Think of Them as Necessories, Not Accessories
Tell the customer what they needOctober 9, 2013 By Elly Valas
It’s not easy asking customers who have already committed to making significant purchases to give you more money. Often, associates are afraid that by doing so, they’ll scare the buyers off and they won’t make any sale.
Or perhaps the concern is in disturbing a hard-fought battle to establish a relationship with a client. No one wants to look like a used car salesman groveling after a bigger commission.
What if we turned our thinking around? What if instead of looking at accessories as things we have to add to a customer’s purchase, we see them as merchandise that customers must have.
It’s easy to make a fashion statement with a pair of designer sunglasses, for example, but my ophthalmologist regularly reminds me of the need to use polarizing sunglasses every time I’m in the sun. To him, they’re not an accessory but a way to protect my eyesight.
I think it was iconic industry trainer and media guru Steve Bryant who coined the term “necessories"—items that were necessary to optimize the performance of products the customer is buying.
In order to really enjoy that new flat screen, you need either a great looking new stand or a mount to hang it on the wall. In order to protect it from power surges and lightening, you need a surge protector. It’s important to use good quality HDMI cables to get the best possible picture from your cable box, DVD or media player.
Why let a customer buy a top-of-the line bed without at least suggesting an adjustable base? After all, if they watch TV or read in bed wouldn’t it be easier with one? Those same customers really need new pillows because they’re probably sleeping on old ones. They may not understand that need unless you tell them.

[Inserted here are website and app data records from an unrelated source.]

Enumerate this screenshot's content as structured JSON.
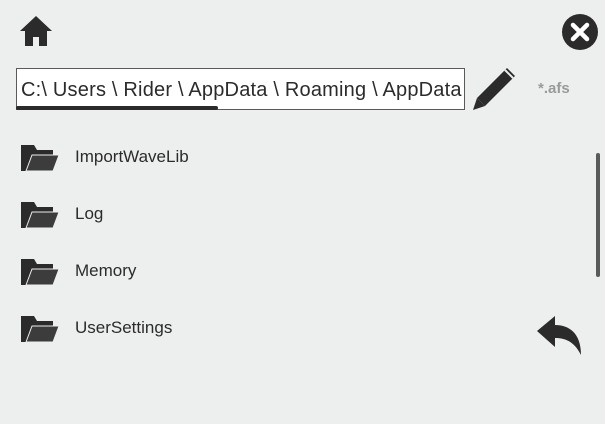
{
  "toolbar": {
    "home_icon": "home-icon",
    "close_icon": "close-icon",
    "edit_icon": "pencil-icon",
    "back_icon": "back-arrow-icon",
    "filter": "*.afs"
  },
  "path": {
    "value": "C:\\ Users \\ Rider  \\ AppData \\ Roaming \\ AppData"
  },
  "folders": [
    {
      "label": "ImportWaveLib",
      "icon": "folder-icon"
    },
    {
      "label": "Log",
      "icon": "folder-icon"
    },
    {
      "label": "Memory",
      "icon": "folder-icon"
    },
    {
      "label": "UserSettings",
      "icon": "folder-icon"
    }
  ],
  "colors": {
    "background": "#edeeee",
    "icon": "#2b2b2b",
    "filter_text": "#9a9a9a"
  }
}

I’ve had friends who bought a new top-of-bed from an independent dealer simply because he displayed it.